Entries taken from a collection
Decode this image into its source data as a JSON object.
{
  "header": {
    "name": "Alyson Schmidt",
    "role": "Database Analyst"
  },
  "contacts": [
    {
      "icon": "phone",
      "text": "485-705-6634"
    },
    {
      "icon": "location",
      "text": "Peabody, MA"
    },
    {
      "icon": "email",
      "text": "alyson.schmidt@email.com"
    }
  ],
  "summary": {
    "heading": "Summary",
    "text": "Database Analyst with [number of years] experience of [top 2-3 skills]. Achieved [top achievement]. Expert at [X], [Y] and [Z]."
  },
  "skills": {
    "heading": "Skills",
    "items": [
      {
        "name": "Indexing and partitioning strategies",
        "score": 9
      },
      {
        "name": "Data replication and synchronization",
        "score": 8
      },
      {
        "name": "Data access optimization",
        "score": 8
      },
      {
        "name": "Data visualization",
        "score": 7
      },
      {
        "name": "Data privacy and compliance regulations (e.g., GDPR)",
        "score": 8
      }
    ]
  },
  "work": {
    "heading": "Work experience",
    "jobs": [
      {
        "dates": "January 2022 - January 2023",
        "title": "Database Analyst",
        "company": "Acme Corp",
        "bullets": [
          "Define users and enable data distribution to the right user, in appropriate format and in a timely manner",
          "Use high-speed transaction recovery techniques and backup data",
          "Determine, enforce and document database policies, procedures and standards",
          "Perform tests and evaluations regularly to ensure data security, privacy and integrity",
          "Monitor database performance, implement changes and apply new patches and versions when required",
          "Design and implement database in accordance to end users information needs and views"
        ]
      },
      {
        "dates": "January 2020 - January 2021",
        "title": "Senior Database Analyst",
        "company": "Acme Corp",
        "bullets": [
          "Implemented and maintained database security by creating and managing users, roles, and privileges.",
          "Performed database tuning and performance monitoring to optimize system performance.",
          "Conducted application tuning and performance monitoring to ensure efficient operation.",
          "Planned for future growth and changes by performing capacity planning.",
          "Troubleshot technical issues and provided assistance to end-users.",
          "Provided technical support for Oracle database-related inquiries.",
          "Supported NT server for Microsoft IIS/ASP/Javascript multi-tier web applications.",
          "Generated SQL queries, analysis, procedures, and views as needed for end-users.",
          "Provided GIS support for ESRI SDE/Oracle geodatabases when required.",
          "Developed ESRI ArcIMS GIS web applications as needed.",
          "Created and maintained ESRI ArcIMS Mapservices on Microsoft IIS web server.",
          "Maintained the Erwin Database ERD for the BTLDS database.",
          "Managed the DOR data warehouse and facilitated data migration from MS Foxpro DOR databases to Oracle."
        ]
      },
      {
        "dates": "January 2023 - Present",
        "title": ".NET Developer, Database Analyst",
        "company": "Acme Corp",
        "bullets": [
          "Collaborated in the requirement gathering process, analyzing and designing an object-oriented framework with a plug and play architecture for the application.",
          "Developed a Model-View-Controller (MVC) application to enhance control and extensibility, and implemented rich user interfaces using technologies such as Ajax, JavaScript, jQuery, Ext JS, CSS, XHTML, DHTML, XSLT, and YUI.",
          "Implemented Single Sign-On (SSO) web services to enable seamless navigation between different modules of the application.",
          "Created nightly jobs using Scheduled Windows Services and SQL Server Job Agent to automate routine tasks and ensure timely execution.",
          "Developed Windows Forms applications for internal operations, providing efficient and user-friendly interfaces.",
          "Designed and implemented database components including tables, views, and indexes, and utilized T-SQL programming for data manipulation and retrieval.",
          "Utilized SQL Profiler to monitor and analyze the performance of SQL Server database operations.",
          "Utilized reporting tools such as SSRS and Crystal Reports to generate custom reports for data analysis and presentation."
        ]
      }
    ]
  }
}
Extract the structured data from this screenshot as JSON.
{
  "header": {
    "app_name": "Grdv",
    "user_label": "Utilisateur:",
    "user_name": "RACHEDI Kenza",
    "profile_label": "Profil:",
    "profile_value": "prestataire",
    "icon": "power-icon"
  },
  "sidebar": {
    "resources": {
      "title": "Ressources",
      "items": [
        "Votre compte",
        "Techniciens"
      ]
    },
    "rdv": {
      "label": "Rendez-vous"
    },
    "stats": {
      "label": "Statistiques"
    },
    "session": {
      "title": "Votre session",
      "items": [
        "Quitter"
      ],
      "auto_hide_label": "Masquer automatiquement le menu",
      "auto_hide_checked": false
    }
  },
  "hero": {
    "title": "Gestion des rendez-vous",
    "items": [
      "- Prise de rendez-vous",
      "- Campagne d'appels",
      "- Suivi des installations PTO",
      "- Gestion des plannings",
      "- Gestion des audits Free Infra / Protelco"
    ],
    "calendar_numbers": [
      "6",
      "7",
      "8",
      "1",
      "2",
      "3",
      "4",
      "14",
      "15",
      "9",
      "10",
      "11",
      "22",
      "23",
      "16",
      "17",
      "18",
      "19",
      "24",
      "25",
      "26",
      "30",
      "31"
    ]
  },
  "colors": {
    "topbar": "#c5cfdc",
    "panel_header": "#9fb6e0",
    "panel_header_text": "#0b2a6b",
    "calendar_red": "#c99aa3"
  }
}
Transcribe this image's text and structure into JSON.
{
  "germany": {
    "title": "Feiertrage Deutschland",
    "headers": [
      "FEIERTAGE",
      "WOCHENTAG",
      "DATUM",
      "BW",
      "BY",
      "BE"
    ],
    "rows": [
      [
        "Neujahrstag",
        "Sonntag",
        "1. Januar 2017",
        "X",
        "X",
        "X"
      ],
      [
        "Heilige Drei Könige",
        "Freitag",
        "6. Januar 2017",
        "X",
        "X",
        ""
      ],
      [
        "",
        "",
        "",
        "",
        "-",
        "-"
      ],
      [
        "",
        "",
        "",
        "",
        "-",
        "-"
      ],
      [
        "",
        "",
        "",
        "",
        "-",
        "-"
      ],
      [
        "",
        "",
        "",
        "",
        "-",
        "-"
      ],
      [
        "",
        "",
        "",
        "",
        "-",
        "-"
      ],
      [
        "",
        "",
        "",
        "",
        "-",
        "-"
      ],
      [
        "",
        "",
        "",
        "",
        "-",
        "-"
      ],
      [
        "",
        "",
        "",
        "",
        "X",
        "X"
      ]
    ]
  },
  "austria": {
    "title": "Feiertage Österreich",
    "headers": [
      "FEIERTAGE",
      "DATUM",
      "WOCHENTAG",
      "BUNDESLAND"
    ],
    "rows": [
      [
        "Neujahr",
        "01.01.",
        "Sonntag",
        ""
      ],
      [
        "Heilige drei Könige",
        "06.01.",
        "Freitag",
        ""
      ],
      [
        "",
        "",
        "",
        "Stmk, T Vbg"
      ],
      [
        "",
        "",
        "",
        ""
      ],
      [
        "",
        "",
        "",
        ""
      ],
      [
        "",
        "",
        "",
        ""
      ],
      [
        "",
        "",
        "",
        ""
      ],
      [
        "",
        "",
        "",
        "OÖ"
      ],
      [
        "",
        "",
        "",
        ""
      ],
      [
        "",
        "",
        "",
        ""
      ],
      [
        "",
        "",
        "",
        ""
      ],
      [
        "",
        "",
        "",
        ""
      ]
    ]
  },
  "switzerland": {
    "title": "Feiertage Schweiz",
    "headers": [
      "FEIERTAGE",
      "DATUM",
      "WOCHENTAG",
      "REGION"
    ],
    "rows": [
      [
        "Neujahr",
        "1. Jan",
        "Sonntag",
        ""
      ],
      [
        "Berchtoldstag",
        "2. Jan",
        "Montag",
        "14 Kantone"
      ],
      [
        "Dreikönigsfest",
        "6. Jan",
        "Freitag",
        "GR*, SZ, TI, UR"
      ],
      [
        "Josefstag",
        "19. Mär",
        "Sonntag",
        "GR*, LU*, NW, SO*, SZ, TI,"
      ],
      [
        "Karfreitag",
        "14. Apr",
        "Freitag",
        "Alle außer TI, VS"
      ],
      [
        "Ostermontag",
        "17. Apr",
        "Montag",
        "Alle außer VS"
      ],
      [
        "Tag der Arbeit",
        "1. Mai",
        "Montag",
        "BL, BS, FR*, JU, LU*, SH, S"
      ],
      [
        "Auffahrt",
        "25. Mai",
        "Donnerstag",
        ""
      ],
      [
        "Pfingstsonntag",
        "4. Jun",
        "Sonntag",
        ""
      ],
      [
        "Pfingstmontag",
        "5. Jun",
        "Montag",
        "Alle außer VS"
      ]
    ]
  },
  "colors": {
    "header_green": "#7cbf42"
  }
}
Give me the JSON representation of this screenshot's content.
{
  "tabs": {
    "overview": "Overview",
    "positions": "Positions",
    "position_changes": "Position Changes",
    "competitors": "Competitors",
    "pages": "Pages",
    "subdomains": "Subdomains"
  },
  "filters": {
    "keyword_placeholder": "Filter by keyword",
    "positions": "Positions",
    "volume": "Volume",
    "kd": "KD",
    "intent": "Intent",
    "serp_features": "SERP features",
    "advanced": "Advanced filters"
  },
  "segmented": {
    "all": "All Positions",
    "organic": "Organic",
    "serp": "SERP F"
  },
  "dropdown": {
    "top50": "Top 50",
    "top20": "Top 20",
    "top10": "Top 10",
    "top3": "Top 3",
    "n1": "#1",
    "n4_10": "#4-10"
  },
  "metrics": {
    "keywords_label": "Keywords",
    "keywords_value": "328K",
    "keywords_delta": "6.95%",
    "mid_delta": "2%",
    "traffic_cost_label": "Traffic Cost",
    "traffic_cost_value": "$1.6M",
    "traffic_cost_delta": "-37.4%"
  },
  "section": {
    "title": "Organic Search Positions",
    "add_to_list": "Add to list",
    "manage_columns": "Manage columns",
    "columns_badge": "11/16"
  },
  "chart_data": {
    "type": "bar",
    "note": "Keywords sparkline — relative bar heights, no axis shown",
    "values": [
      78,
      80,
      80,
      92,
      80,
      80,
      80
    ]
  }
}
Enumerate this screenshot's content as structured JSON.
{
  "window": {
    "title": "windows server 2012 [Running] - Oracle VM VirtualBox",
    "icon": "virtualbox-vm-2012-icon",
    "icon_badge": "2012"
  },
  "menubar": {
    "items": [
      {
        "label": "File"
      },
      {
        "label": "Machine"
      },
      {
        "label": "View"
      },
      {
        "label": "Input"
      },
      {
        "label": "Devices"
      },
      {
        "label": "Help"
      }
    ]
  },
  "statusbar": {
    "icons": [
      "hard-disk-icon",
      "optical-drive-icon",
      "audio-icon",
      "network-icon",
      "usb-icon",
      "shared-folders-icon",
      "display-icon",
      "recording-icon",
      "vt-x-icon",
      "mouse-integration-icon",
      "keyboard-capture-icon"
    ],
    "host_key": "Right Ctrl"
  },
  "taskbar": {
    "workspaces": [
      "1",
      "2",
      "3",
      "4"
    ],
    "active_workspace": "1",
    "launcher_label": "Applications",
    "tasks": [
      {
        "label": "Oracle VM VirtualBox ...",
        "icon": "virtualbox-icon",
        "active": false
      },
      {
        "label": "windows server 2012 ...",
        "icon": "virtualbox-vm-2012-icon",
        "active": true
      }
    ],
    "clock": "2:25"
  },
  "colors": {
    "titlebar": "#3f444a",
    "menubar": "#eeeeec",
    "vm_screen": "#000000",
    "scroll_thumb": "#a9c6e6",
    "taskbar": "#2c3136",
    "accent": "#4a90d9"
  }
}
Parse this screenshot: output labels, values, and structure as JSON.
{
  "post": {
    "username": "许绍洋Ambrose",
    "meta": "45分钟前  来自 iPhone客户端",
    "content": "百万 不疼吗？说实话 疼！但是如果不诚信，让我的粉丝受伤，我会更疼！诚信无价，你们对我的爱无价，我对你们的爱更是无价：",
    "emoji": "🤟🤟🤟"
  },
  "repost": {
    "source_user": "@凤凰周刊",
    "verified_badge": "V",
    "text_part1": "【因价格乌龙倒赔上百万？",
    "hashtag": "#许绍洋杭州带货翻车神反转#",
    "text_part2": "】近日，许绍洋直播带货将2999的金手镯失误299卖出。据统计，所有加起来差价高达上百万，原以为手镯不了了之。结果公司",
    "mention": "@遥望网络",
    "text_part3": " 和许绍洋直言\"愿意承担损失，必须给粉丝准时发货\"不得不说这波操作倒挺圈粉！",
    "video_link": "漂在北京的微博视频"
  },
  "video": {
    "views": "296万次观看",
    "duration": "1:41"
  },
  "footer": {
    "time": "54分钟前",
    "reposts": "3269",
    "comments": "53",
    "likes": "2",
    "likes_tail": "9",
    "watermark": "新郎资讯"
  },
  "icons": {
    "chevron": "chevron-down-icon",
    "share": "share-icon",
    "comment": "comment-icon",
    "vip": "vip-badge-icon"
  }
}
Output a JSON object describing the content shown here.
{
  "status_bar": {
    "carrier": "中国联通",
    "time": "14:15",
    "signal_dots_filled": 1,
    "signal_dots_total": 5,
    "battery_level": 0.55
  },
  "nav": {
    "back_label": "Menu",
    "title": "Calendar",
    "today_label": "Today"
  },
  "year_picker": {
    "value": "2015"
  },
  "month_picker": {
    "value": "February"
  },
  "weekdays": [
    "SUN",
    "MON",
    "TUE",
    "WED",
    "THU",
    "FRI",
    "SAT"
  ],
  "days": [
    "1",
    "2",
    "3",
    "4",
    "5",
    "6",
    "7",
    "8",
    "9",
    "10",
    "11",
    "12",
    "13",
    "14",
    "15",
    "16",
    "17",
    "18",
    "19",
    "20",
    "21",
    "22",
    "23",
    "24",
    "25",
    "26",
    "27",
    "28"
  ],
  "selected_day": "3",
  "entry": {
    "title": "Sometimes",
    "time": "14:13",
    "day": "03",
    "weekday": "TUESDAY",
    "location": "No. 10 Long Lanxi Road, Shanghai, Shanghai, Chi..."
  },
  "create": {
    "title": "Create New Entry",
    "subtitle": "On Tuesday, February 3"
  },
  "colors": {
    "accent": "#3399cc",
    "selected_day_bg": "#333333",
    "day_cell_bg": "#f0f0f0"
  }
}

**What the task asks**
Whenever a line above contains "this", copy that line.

**Task solution**
Decode this image into its source data as a JSON object.
Extract the structured data from this screenshot as JSON.
Transcribe this image's text and structure into JSON.
Give me the JSON representation of this screenshot's content.
Enumerate this screenshot's content as structured JSON.
Parse this screenshot: output labels, values, and structure as JSON.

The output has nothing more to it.